---- INPUT DATA
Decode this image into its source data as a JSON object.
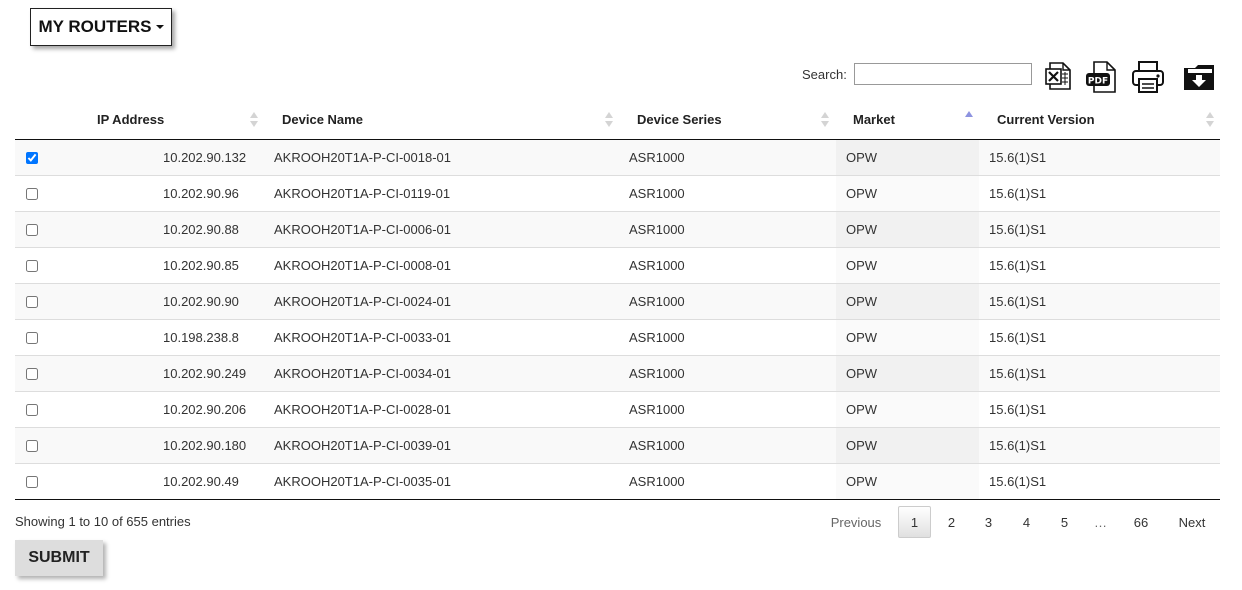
{
  "routers_menu": {
    "label": "MY ROUTERS"
  },
  "search": {
    "label": "Search:",
    "value": ""
  },
  "export_icons": [
    "excel-icon",
    "pdf-icon",
    "print-icon",
    "download-icon"
  ],
  "table": {
    "columns": [
      "IP Address",
      "Device Name",
      "Device Series",
      "Market",
      "Current Version"
    ],
    "sorted_column": "Market",
    "sort_direction": "ascending",
    "rows": [
      {
        "checked": true,
        "ip": "10.202.90.132",
        "device": "AKROOH20T1A-P-CI-0018-01",
        "series": "ASR1000",
        "market": "OPW",
        "version": "15.6(1)S1"
      },
      {
        "checked": false,
        "ip": "10.202.90.96",
        "device": "AKROOH20T1A-P-CI-0119-01",
        "series": "ASR1000",
        "market": "OPW",
        "version": "15.6(1)S1"
      },
      {
        "checked": false,
        "ip": "10.202.90.88",
        "device": "AKROOH20T1A-P-CI-0006-01",
        "series": "ASR1000",
        "market": "OPW",
        "version": "15.6(1)S1"
      },
      {
        "checked": false,
        "ip": "10.202.90.85",
        "device": "AKROOH20T1A-P-CI-0008-01",
        "series": "ASR1000",
        "market": "OPW",
        "version": "15.6(1)S1"
      },
      {
        "checked": false,
        "ip": "10.202.90.90",
        "device": "AKROOH20T1A-P-CI-0024-01",
        "series": "ASR1000",
        "market": "OPW",
        "version": "15.6(1)S1"
      },
      {
        "checked": false,
        "ip": "10.198.238.8",
        "device": "AKROOH20T1A-P-CI-0033-01",
        "series": "ASR1000",
        "market": "OPW",
        "version": "15.6(1)S1"
      },
      {
        "checked": false,
        "ip": "10.202.90.249",
        "device": "AKROOH20T1A-P-CI-0034-01",
        "series": "ASR1000",
        "market": "OPW",
        "version": "15.6(1)S1"
      },
      {
        "checked": false,
        "ip": "10.202.90.206",
        "device": "AKROOH20T1A-P-CI-0028-01",
        "series": "ASR1000",
        "market": "OPW",
        "version": "15.6(1)S1"
      },
      {
        "checked": false,
        "ip": "10.202.90.180",
        "device": "AKROOH20T1A-P-CI-0039-01",
        "series": "ASR1000",
        "market": "OPW",
        "version": "15.6(1)S1"
      },
      {
        "checked": false,
        "ip": "10.202.90.49",
        "device": "AKROOH20T1A-P-CI-0035-01",
        "series": "ASR1000",
        "market": "OPW",
        "version": "15.6(1)S1"
      }
    ]
  },
  "footer": {
    "info": "Showing 1 to 10 of 655 entries",
    "pagination": {
      "previous": "Previous",
      "pages": [
        "1",
        "2",
        "3",
        "4",
        "5",
        "…",
        "66"
      ],
      "current": "1",
      "next": "Next"
    },
    "submit": "SUBMIT"
  },
  "colors": {
    "sort_active": "#8d93e0",
    "stripe": "#f9f9f9",
    "sorted_column": "#f1f1f1"
  }
}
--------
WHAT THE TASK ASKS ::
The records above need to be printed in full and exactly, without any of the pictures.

RESULT FOR THIS EXERCISE ::
Decode this image into its source data as a JSON object.
{
  "routers_menu": {
    "label": "MY ROUTERS"
  },
  "search": {
    "label": "Search:",
    "value": ""
  },
  "export_icons": [
    "excel-icon",
    "pdf-icon",
    "print-icon",
    "download-icon"
  ],
  "table": {
    "columns": [
      "IP Address",
      "Device Name",
      "Device Series",
      "Market",
      "Current Version"
    ],
    "sorted_column": "Market",
    "sort_direction": "ascending",
    "rows": [
      {
        "checked": true,
        "ip": "10.202.90.132",
        "device": "AKROOH20T1A-P-CI-0018-01",
        "series": "ASR1000",
        "market": "OPW",
        "version": "15.6(1)S1"
      },
      {
        "checked": false,
        "ip": "10.202.90.96",
        "device": "AKROOH20T1A-P-CI-0119-01",
        "series": "ASR1000",
        "market": "OPW",
        "version": "15.6(1)S1"
      },
      {
        "checked": false,
        "ip": "10.202.90.88",
        "device": "AKROOH20T1A-P-CI-0006-01",
        "series": "ASR1000",
        "market": "OPW",
        "version": "15.6(1)S1"
      },
      {
        "checked": false,
        "ip": "10.202.90.85",
        "device": "AKROOH20T1A-P-CI-0008-01",
        "series": "ASR1000",
        "market": "OPW",
        "version": "15.6(1)S1"
      },
      {
        "checked": false,
        "ip": "10.202.90.90",
        "device": "AKROOH20T1A-P-CI-0024-01",
        "series": "ASR1000",
        "market": "OPW",
        "version": "15.6(1)S1"
      },
      {
        "checked": false,
        "ip": "10.198.238.8",
        "device": "AKROOH20T1A-P-CI-0033-01",
        "series": "ASR1000",
        "market": "OPW",
        "version": "15.6(1)S1"
      },
      {
        "checked": false,
        "ip": "10.202.90.249",
        "device": "AKROOH20T1A-P-CI-0034-01",
        "series": "ASR1000",
        "market": "OPW",
        "version": "15.6(1)S1"
      },
      {
        "checked": false,
        "ip": "10.202.90.206",
        "device": "AKROOH20T1A-P-CI-0028-01",
        "series": "ASR1000",
        "market": "OPW",
        "version": "15.6(1)S1"
      },
      {
        "checked": false,
        "ip": "10.202.90.180",
        "device": "AKROOH20T1A-P-CI-0039-01",
        "series": "ASR1000",
        "market": "OPW",
        "version": "15.6(1)S1"
      },
      {
        "checked": false,
        "ip": "10.202.90.49",
        "device": "AKROOH20T1A-P-CI-0035-01",
        "series": "ASR1000",
        "market": "OPW",
        "version": "15.6(1)S1"
      }
    ]
  },
  "footer": {
    "info": "Showing 1 to 10 of 655 entries",
    "pagination": {
      "previous": "Previous",
      "pages": [
        "1",
        "2",
        "3",
        "4",
        "5",
        "…",
        "66"
      ],
      "current": "1",
      "next": "Next"
    },
    "submit": "SUBMIT"
  },
  "colors": {
    "sort_active": "#8d93e0",
    "stripe": "#f9f9f9",
    "sorted_column": "#f1f1f1"
  }
}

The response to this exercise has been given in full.